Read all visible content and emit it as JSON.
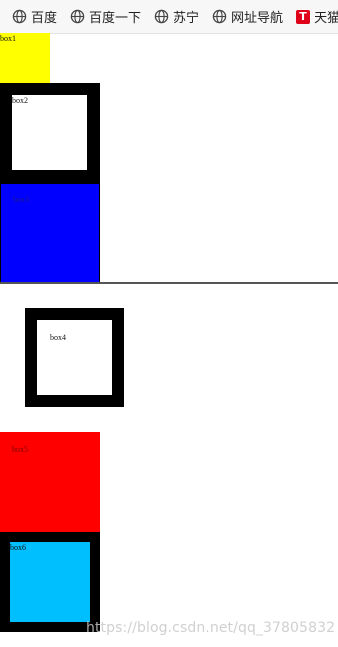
{
  "bookmarks": [
    {
      "label": "百度",
      "icon": "globe-icon"
    },
    {
      "label": "百度一下",
      "icon": "globe-icon"
    },
    {
      "label": "苏宁",
      "icon": "globe-icon"
    },
    {
      "label": "网址导航",
      "icon": "globe-icon"
    },
    {
      "label": "天猫双",
      "icon": "tmall-icon",
      "icon_text": "T"
    }
  ],
  "boxes": {
    "box1": {
      "label": "box1",
      "color": "#ffff00"
    },
    "box2": {
      "label": "box2",
      "border_color": "#000000",
      "fill": "#ffffff"
    },
    "box3": {
      "label": "box3",
      "color": "#0000ff"
    },
    "box4": {
      "label": "box4",
      "border_color": "#000000",
      "fill": "#ffffff"
    },
    "box5": {
      "label": "box5",
      "color": "#ff0000"
    },
    "box6": {
      "label": "box6",
      "border_color": "#000000",
      "fill": "#00bfff"
    }
  },
  "watermark": "https://blog.csdn.net/qq_37805832"
}
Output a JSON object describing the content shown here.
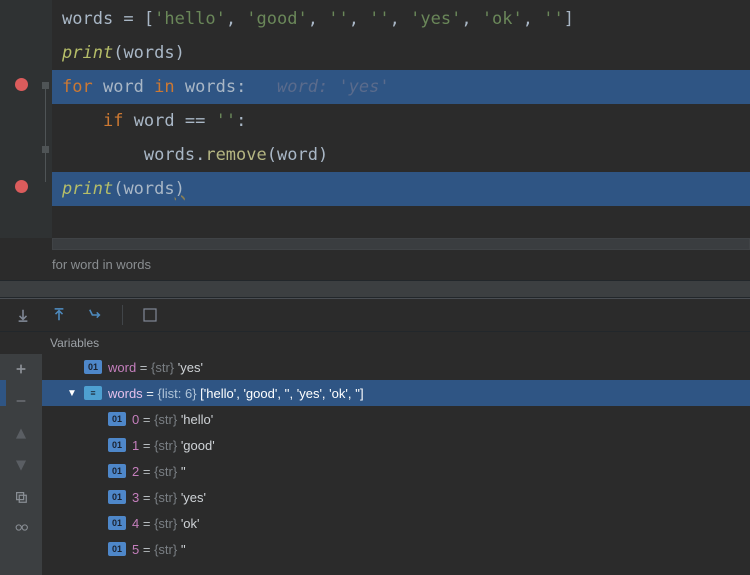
{
  "code": {
    "line1_tokens": {
      "ident": "words",
      "eq": " = ",
      "list_items": "['hello', 'good', '', '', 'yes', 'ok', '']"
    },
    "line2_tokens": {
      "fn": "print",
      "open": "(",
      "arg": "words",
      "close": ")"
    },
    "line3_tokens": {
      "for": "for",
      "sp": " ",
      "var": "word",
      "in": " in ",
      "iter": "words",
      "colon": ":",
      "hint": "word: 'yes'"
    },
    "line4_tokens": {
      "if": "if",
      "sp": " ",
      "var": "word",
      "eq": " == ",
      "str": "''",
      "colon": ":"
    },
    "line5_tokens": {
      "obj": "words",
      "dot": ".",
      "meth": "remove",
      "open": "(",
      "arg": "word",
      "close": ")"
    },
    "line6_tokens": {
      "fn": "print",
      "open": "(",
      "arg": "words",
      "close": ")"
    }
  },
  "breadcrumb": "for word in words",
  "variables_label": "Variables",
  "vars": {
    "word": {
      "name": "word",
      "type": "{str}",
      "value": "'yes'"
    },
    "words": {
      "name": "words",
      "type": "{list: 6}",
      "repr": "['hello', 'good', '', 'yes', 'ok', '']",
      "items": [
        {
          "idx": "0",
          "type": "{str}",
          "val": "'hello'"
        },
        {
          "idx": "1",
          "type": "{str}",
          "val": "'good'"
        },
        {
          "idx": "2",
          "type": "{str}",
          "val": "''"
        },
        {
          "idx": "3",
          "type": "{str}",
          "val": "'yes'"
        },
        {
          "idx": "4",
          "type": "{str}",
          "val": "'ok'"
        },
        {
          "idx": "5",
          "type": "{str}",
          "val": "''"
        }
      ]
    }
  },
  "badge_text": "01"
}
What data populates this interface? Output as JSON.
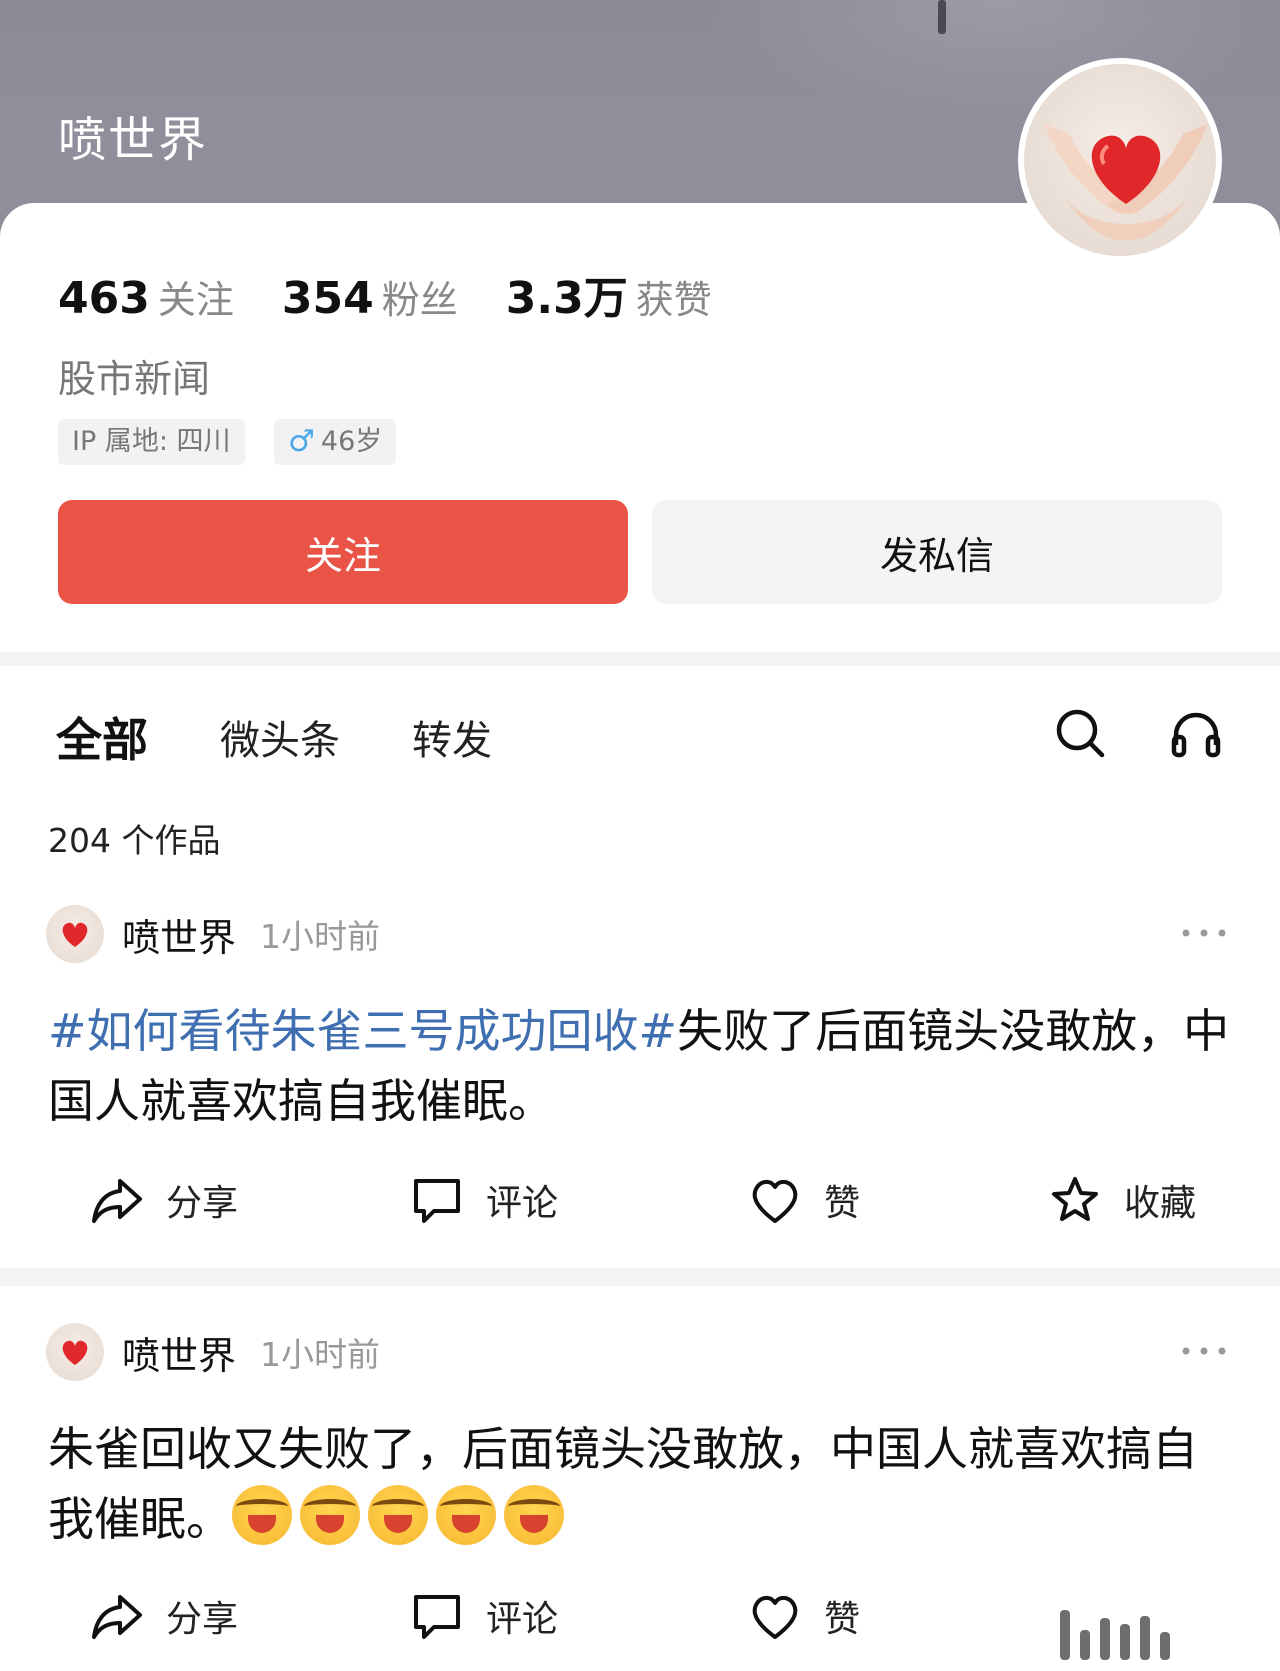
{
  "profile": {
    "name": "喷世界",
    "stats": [
      {
        "value": "463",
        "label": "关注"
      },
      {
        "value": "354",
        "label": "粉丝"
      },
      {
        "value": "3.3万",
        "label": "获赞"
      }
    ],
    "bio": "股市新闻",
    "ip_tag": "IP 属地: 四川",
    "age_tag": "46岁",
    "gender_icon": "male-icon"
  },
  "buttons": {
    "follow": "关注",
    "message": "发私信"
  },
  "tabs": {
    "items": [
      "全部",
      "微头条",
      "转发"
    ],
    "active": "全部"
  },
  "works_count": "204 个作品",
  "posts": [
    {
      "author": "喷世界",
      "time": "1小时前",
      "hashtag": "#如何看待朱雀三号成功回收#",
      "text": "失败了后面镜头没敢放，中国人就喜欢搞自我催眠。",
      "actions": {
        "share": "分享",
        "comment": "评论",
        "like": "赞",
        "favorite": "收藏"
      }
    },
    {
      "author": "喷世界",
      "time": "1小时前",
      "text": "朱雀回收又失败了，后面镜头没敢放，中国人就喜欢搞自我催眠。",
      "emoji_count": 5,
      "emoji": "😭",
      "actions": {
        "share": "分享",
        "comment": "评论",
        "like": "赞"
      }
    }
  ],
  "colors": {
    "accent": "#ea5446",
    "hashtag": "#3f6fb0",
    "header_bg": "#8f8d99"
  }
}
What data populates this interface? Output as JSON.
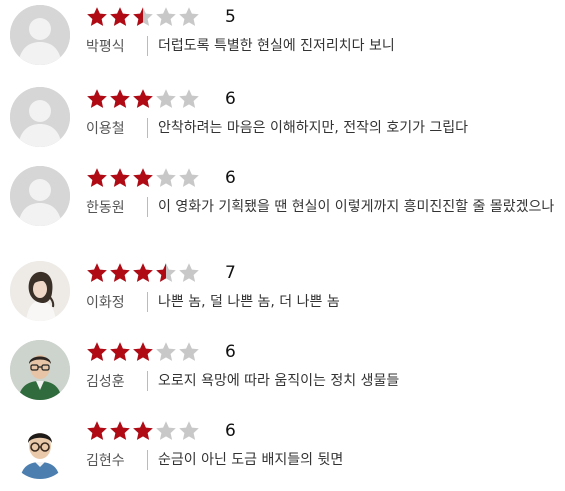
{
  "rating_max": 10,
  "colors": {
    "star_filled": "#b00a15",
    "star_empty": "#c8c8c8"
  },
  "reviews": [
    {
      "reviewer": "박평식",
      "score": "5",
      "rating": 5,
      "comment": "더럽도록 특별한 현실에 진저리치다 보니",
      "avatar": "default-silhouette"
    },
    {
      "reviewer": "이용철",
      "score": "6",
      "rating": 6,
      "comment": "안착하려는 마음은 이해하지만, 전작의 호기가 그립다",
      "avatar": "default-silhouette"
    },
    {
      "reviewer": "한동원",
      "score": "6",
      "rating": 6,
      "comment": "이 영화가 기획됐을 땐 현실이 이렇게까지 흥미진진할 줄 몰랐겠으나",
      "avatar": "default-silhouette"
    },
    {
      "reviewer": "이화정",
      "score": "7",
      "rating": 7,
      "comment": "나쁜 놈, 덜 나쁜 놈, 더 나쁜 놈",
      "avatar": "photo"
    },
    {
      "reviewer": "김성훈",
      "score": "6",
      "rating": 6,
      "comment": "오로지 욕망에 따라 움직이는 정치 생물들",
      "avatar": "photo"
    },
    {
      "reviewer": "김현수",
      "score": "6",
      "rating": 6,
      "comment": "순금이 아닌 도금 배지들의 뒷면",
      "avatar": "photo"
    }
  ]
}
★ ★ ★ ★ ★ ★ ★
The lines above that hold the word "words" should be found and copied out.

      "ident": "words",
      "arg": "words",
      "iter": "words",
      "obj": "words",
      "arg": "words",
  "breadcrumb": "for word in words",
    "words": {
      "name": "words",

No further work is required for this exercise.